TASK STATEMENT:
The entries are to be written out word for word, with their images left out.

====

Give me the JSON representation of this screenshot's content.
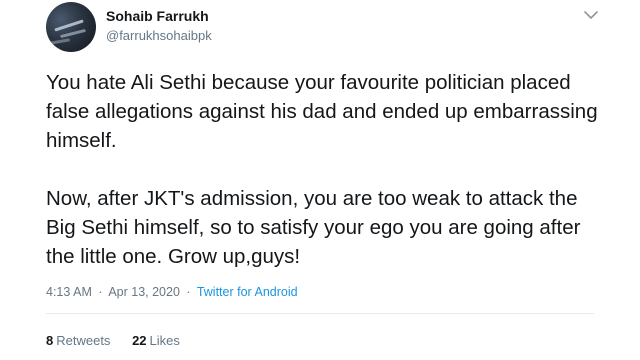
{
  "user": {
    "display_name": "Sohaib Farrukh",
    "handle": "@farrukhsohaibpk"
  },
  "tweet": {
    "paragraphs": [
      "You hate Ali Sethi because your favourite politician placed false allegations against his dad and ended up embarrassing himself.",
      "Now, after JKT's admission, you are too weak to attack the Big Sethi himself, so to satisfy your ego you are going after the little one. Grow up,guys!"
    ],
    "time": "4:13 AM",
    "separator": "·",
    "date": "Apr 13, 2020",
    "source": "Twitter for Android"
  },
  "stats": {
    "retweets_count": "8",
    "retweets_label": "Retweets",
    "likes_count": "22",
    "likes_label": "Likes"
  },
  "icons": {
    "menu": "chevron-down-icon"
  },
  "colors": {
    "link": "#1b95e0",
    "secondary_text": "#657786",
    "primary_text": "#14171a",
    "divider": "#e6ecf0"
  }
}
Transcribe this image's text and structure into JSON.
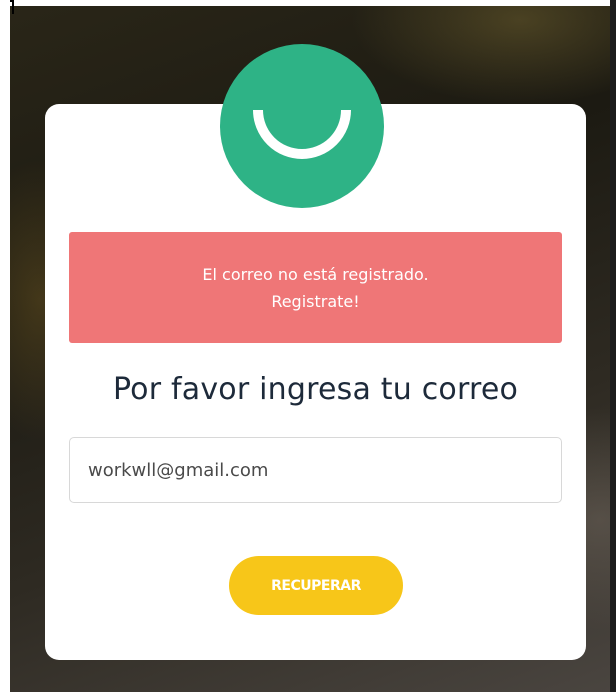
{
  "logo": {
    "icon": "smile-icon",
    "color": "#2eb386"
  },
  "alert": {
    "line1": "El correo no está registrado.",
    "line2": "Registrate!",
    "color": "#ef7677"
  },
  "form": {
    "title": "Por favor ingresa tu correo",
    "email_value": "workwll@gmail.com",
    "submit_label": "RECUPERAR",
    "button_color": "#f7c619"
  }
}
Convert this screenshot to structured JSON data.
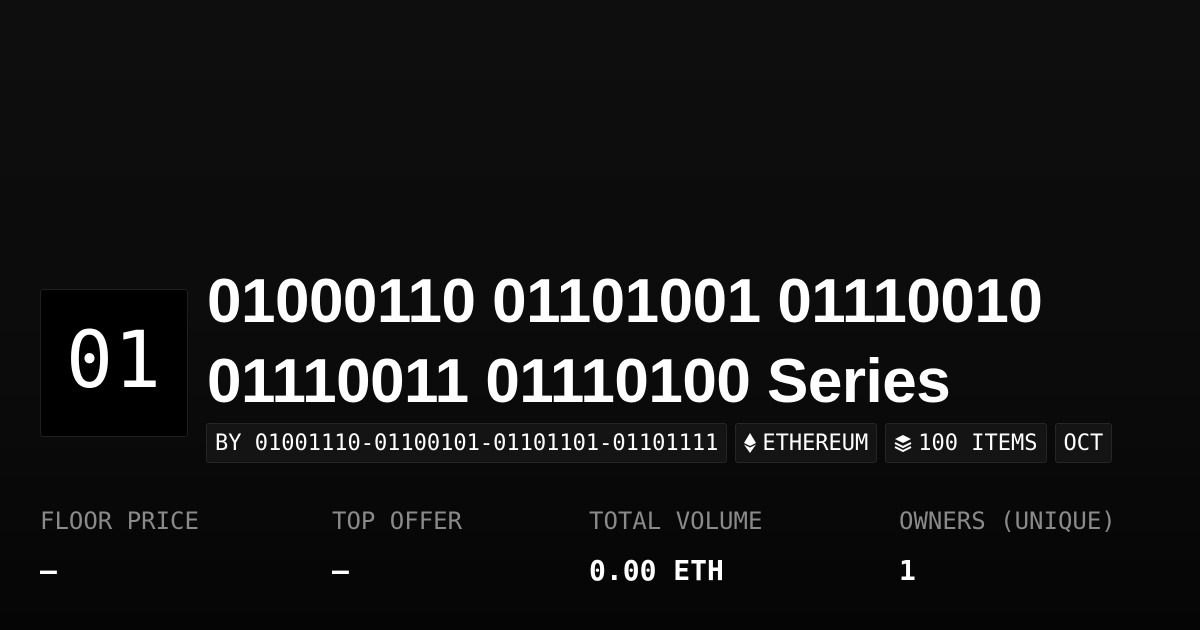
{
  "avatar": {
    "text": "01"
  },
  "collection": {
    "title": "01000110 01101001 01110010 01110011 01110100 Series"
  },
  "badges": {
    "creator": "BY 01001110-01100101-01101101-01101111",
    "chain": "ETHEREUM",
    "items": "100 ITEMS",
    "date": "OCT"
  },
  "stats": [
    {
      "label": "FLOOR PRICE",
      "value": "—"
    },
    {
      "label": "TOP OFFER",
      "value": "—"
    },
    {
      "label": "TOTAL VOLUME",
      "value": "0.00 ETH"
    },
    {
      "label": "OWNERS (UNIQUE)",
      "value": "1"
    }
  ],
  "icons": {
    "chain": "ethereum-icon",
    "items": "layers-icon"
  },
  "colors": {
    "background": "#0b0b0b",
    "text": "#ffffff",
    "muted": "#8a8a8a",
    "badge_bg": "#141414"
  }
}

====

SOLUTION TO THE PROBLEM:
Give me the JSON representation of this screenshot's content.
{
  "user": {
    "display_name": "Sohaib Farrukh",
    "handle": "@farrukhsohaibpk"
  },
  "tweet": {
    "paragraphs": [
      "You hate Ali Sethi because your favourite politician placed false allegations against his dad and ended up embarrassing himself.",
      "Now, after JKT's admission, you are too weak to attack the Big Sethi himself, so to satisfy your ego you are going after the little one. Grow up,guys!"
    ],
    "time": "4:13 AM",
    "separator": "·",
    "date": "Apr 13, 2020",
    "source": "Twitter for Android"
  },
  "stats": {
    "retweets_count": "8",
    "retweets_label": "Retweets",
    "likes_count": "22",
    "likes_label": "Likes"
  },
  "icons": {
    "menu": "chevron-down-icon"
  },
  "colors": {
    "link": "#1b95e0",
    "secondary_text": "#657786",
    "primary_text": "#14171a",
    "divider": "#e6ecf0"
  }
}
Transcribe this image's text and structure into JSON.
{
  "logo": {
    "icon": "smile-icon",
    "color": "#2eb386"
  },
  "alert": {
    "line1": "El correo no está registrado.",
    "line2": "Registrate!",
    "color": "#ef7677"
  },
  "form": {
    "title": "Por favor ingresa tu correo",
    "email_value": "workwll@gmail.com",
    "submit_label": "RECUPERAR",
    "button_color": "#f7c619"
  }
}
Convert this screenshot to structured JSON data.
{
  "avatar": {
    "text": "01"
  },
  "collection": {
    "title": "01000110 01101001 01110010 01110011 01110100 Series"
  },
  "badges": {
    "creator": "BY 01001110-01100101-01101101-01101111",
    "chain": "ETHEREUM",
    "items": "100 ITEMS",
    "date": "OCT"
  },
  "stats": [
    {
      "label": "FLOOR PRICE",
      "value": "—"
    },
    {
      "label": "TOP OFFER",
      "value": "—"
    },
    {
      "label": "TOTAL VOLUME",
      "value": "0.00 ETH"
    },
    {
      "label": "OWNERS (UNIQUE)",
      "value": "1"
    }
  ],
  "icons": {
    "chain": "ethereum-icon",
    "items": "layers-icon"
  },
  "colors": {
    "background": "#0b0b0b",
    "text": "#ffffff",
    "muted": "#8a8a8a",
    "badge_bg": "#141414"
  }
}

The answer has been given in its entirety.